The full listing, copied exactly, is the required output.

*EXCERPTED RECORDS:*
┄┄┄┄┄┄┄┄┄┄┄┄┄┄┄┄┄┄┄┄

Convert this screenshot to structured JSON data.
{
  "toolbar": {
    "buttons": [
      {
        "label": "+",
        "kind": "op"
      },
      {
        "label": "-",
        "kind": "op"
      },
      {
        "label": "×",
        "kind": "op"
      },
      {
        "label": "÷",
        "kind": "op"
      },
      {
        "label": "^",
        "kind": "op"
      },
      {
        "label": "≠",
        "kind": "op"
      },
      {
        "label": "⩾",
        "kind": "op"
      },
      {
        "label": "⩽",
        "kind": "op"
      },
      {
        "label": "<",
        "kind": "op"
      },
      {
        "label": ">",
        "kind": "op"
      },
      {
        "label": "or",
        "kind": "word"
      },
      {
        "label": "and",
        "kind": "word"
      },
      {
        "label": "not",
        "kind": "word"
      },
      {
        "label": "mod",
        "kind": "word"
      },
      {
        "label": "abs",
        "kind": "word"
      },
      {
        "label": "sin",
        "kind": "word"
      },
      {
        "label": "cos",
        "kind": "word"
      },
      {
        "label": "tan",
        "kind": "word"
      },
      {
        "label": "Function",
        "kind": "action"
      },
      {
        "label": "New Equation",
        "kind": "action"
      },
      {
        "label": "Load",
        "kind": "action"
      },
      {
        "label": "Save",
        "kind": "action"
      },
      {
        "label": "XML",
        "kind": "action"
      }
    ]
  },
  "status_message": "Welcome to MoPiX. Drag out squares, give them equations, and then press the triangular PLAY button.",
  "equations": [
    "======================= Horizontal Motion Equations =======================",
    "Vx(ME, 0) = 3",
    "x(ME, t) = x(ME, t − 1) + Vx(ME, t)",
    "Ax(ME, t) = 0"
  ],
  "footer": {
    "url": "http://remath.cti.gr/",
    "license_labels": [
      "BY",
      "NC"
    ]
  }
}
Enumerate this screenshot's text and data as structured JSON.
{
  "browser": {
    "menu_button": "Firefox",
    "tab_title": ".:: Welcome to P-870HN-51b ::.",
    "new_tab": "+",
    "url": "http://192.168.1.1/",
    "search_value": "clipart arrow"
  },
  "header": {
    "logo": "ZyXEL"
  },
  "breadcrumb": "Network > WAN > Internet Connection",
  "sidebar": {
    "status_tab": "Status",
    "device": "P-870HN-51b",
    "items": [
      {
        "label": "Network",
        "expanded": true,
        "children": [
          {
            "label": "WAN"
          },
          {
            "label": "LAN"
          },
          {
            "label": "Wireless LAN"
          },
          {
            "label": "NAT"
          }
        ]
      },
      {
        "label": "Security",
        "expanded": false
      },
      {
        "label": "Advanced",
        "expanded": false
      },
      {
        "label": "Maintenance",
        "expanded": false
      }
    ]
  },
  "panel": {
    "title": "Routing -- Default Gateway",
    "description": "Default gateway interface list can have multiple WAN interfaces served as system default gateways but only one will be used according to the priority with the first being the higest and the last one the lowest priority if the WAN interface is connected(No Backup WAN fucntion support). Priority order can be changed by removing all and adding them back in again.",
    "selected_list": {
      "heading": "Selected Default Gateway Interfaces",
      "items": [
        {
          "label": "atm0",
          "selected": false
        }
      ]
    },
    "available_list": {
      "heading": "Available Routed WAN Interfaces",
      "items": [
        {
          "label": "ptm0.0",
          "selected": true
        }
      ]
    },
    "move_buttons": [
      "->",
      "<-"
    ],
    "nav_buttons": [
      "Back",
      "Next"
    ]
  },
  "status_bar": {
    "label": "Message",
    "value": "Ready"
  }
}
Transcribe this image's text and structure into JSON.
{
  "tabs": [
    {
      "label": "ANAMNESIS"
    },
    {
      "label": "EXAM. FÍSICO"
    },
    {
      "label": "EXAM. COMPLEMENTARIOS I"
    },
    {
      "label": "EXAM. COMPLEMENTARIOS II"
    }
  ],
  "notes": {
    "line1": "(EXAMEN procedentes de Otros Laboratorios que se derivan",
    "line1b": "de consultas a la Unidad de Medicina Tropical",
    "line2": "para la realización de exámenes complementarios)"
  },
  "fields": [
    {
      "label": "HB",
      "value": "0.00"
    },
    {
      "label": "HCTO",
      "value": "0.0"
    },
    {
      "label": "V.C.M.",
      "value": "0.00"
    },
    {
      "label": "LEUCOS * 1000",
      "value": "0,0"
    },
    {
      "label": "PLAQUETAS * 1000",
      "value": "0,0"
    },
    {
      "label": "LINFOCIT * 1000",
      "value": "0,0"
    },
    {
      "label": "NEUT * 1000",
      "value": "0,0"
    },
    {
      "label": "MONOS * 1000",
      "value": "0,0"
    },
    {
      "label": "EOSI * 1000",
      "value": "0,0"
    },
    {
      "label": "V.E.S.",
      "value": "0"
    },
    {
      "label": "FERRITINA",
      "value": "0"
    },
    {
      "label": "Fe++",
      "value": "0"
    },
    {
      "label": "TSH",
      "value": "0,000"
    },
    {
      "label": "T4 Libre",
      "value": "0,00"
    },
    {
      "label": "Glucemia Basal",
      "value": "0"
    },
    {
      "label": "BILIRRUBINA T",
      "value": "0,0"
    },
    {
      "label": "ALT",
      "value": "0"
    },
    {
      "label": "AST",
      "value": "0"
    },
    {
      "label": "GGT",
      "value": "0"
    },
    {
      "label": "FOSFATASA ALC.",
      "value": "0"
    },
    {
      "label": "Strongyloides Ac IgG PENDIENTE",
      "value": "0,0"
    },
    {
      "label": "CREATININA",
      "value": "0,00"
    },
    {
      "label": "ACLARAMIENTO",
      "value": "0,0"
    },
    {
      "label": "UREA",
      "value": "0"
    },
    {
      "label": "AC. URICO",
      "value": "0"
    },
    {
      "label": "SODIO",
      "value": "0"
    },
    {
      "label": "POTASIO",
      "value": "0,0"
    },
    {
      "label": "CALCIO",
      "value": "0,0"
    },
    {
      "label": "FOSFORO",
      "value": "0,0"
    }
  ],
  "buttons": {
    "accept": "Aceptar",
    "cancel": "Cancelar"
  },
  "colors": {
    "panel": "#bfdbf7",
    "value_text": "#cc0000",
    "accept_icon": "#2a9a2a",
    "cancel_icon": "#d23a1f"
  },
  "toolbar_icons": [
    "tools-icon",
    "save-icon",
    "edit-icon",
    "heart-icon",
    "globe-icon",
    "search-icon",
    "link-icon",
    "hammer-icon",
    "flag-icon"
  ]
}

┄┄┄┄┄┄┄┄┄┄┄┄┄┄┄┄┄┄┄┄

*THE COMPLETED TASK:*
Convert this screenshot to structured JSON data.
{
  "toolbar": {
    "buttons": [
      {
        "label": "+",
        "kind": "op"
      },
      {
        "label": "-",
        "kind": "op"
      },
      {
        "label": "×",
        "kind": "op"
      },
      {
        "label": "÷",
        "kind": "op"
      },
      {
        "label": "^",
        "kind": "op"
      },
      {
        "label": "≠",
        "kind": "op"
      },
      {
        "label": "⩾",
        "kind": "op"
      },
      {
        "label": "⩽",
        "kind": "op"
      },
      {
        "label": "<",
        "kind": "op"
      },
      {
        "label": ">",
        "kind": "op"
      },
      {
        "label": "or",
        "kind": "word"
      },
      {
        "label": "and",
        "kind": "word"
      },
      {
        "label": "not",
        "kind": "word"
      },
      {
        "label": "mod",
        "kind": "word"
      },
      {
        "label": "abs",
        "kind": "word"
      },
      {
        "label": "sin",
        "kind": "word"
      },
      {
        "label": "cos",
        "kind": "word"
      },
      {
        "label": "tan",
        "kind": "word"
      },
      {
        "label": "Function",
        "kind": "action"
      },
      {
        "label": "New Equation",
        "kind": "action"
      },
      {
        "label": "Load",
        "kind": "action"
      },
      {
        "label": "Save",
        "kind": "action"
      },
      {
        "label": "XML",
        "kind": "action"
      }
    ]
  },
  "status_message": "Welcome to MoPiX. Drag out squares, give them equations, and then press the triangular PLAY button.",
  "equations": [
    "======================= Horizontal Motion Equations =======================",
    "Vx(ME, 0) = 3",
    "x(ME, t) = x(ME, t − 1) + Vx(ME, t)",
    "Ax(ME, t) = 0"
  ],
  "footer": {
    "url": "http://remath.cti.gr/",
    "license_labels": [
      "BY",
      "NC"
    ]
  }
}
Enumerate this screenshot's text and data as structured JSON.
{
  "browser": {
    "menu_button": "Firefox",
    "tab_title": ".:: Welcome to P-870HN-51b ::.",
    "new_tab": "+",
    "url": "http://192.168.1.1/",
    "search_value": "clipart arrow"
  },
  "header": {
    "logo": "ZyXEL"
  },
  "breadcrumb": "Network > WAN > Internet Connection",
  "sidebar": {
    "status_tab": "Status",
    "device": "P-870HN-51b",
    "items": [
      {
        "label": "Network",
        "expanded": true,
        "children": [
          {
            "label": "WAN"
          },
          {
            "label": "LAN"
          },
          {
            "label": "Wireless LAN"
          },
          {
            "label": "NAT"
          }
        ]
      },
      {
        "label": "Security",
        "expanded": false
      },
      {
        "label": "Advanced",
        "expanded": false
      },
      {
        "label": "Maintenance",
        "expanded": false
      }
    ]
  },
  "panel": {
    "title": "Routing -- Default Gateway",
    "description": "Default gateway interface list can have multiple WAN interfaces served as system default gateways but only one will be used according to the priority with the first being the higest and the last one the lowest priority if the WAN interface is connected(No Backup WAN fucntion support). Priority order can be changed by removing all and adding them back in again.",
    "selected_list": {
      "heading": "Selected Default Gateway Interfaces",
      "items": [
        {
          "label": "atm0",
          "selected": false
        }
      ]
    },
    "available_list": {
      "heading": "Available Routed WAN Interfaces",
      "items": [
        {
          "label": "ptm0.0",
          "selected": true
        }
      ]
    },
    "move_buttons": [
      "->",
      "<-"
    ],
    "nav_buttons": [
      "Back",
      "Next"
    ]
  },
  "status_bar": {
    "label": "Message",
    "value": "Ready"
  }
}
Transcribe this image's text and structure into JSON.
{
  "tabs": [
    {
      "label": "ANAMNESIS"
    },
    {
      "label": "EXAM. FÍSICO"
    },
    {
      "label": "EXAM. COMPLEMENTARIOS I"
    },
    {
      "label": "EXAM. COMPLEMENTARIOS II"
    }
  ],
  "notes": {
    "line1": "(EXAMEN procedentes de Otros Laboratorios que se derivan",
    "line1b": "de consultas a la Unidad de Medicina Tropical",
    "line2": "para la realización de exámenes complementarios)"
  },
  "fields": [
    {
      "label": "HB",
      "value": "0.00"
    },
    {
      "label": "HCTO",
      "value": "0.0"
    },
    {
      "label": "V.C.M.",
      "value": "0.00"
    },
    {
      "label": "LEUCOS * 1000",
      "value": "0,0"
    },
    {
      "label": "PLAQUETAS * 1000",
      "value": "0,0"
    },
    {
      "label": "LINFOCIT * 1000",
      "value": "0,0"
    },
    {
      "label": "NEUT * 1000",
      "value": "0,0"
    },
    {
      "label": "MONOS * 1000",
      "value": "0,0"
    },
    {
      "label": "EOSI * 1000",
      "value": "0,0"
    },
    {
      "label": "V.E.S.",
      "value": "0"
    },
    {
      "label": "FERRITINA",
      "value": "0"
    },
    {
      "label": "Fe++",
      "value": "0"
    },
    {
      "label": "TSH",
      "value": "0,000"
    },
    {
      "label": "T4 Libre",
      "value": "0,00"
    },
    {
      "label": "Glucemia Basal",
      "value": "0"
    },
    {
      "label": "BILIRRUBINA T",
      "value": "0,0"
    },
    {
      "label": "ALT",
      "value": "0"
    },
    {
      "label": "AST",
      "value": "0"
    },
    {
      "label": "GGT",
      "value": "0"
    },
    {
      "label": "FOSFATASA ALC.",
      "value": "0"
    },
    {
      "label": "Strongyloides Ac IgG PENDIENTE",
      "value": "0,0"
    },
    {
      "label": "CREATININA",
      "value": "0,00"
    },
    {
      "label": "ACLARAMIENTO",
      "value": "0,0"
    },
    {
      "label": "UREA",
      "value": "0"
    },
    {
      "label": "AC. URICO",
      "value": "0"
    },
    {
      "label": "SODIO",
      "value": "0"
    },
    {
      "label": "POTASIO",
      "value": "0,0"
    },
    {
      "label": "CALCIO",
      "value": "0,0"
    },
    {
      "label": "FOSFORO",
      "value": "0,0"
    }
  ],
  "buttons": {
    "accept": "Aceptar",
    "cancel": "Cancelar"
  },
  "colors": {
    "panel": "#bfdbf7",
    "value_text": "#cc0000",
    "accept_icon": "#2a9a2a",
    "cancel_icon": "#d23a1f"
  },
  "toolbar_icons": [
    "tools-icon",
    "save-icon",
    "edit-icon",
    "heart-icon",
    "globe-icon",
    "search-icon",
    "link-icon",
    "hammer-icon",
    "flag-icon"
  ]
}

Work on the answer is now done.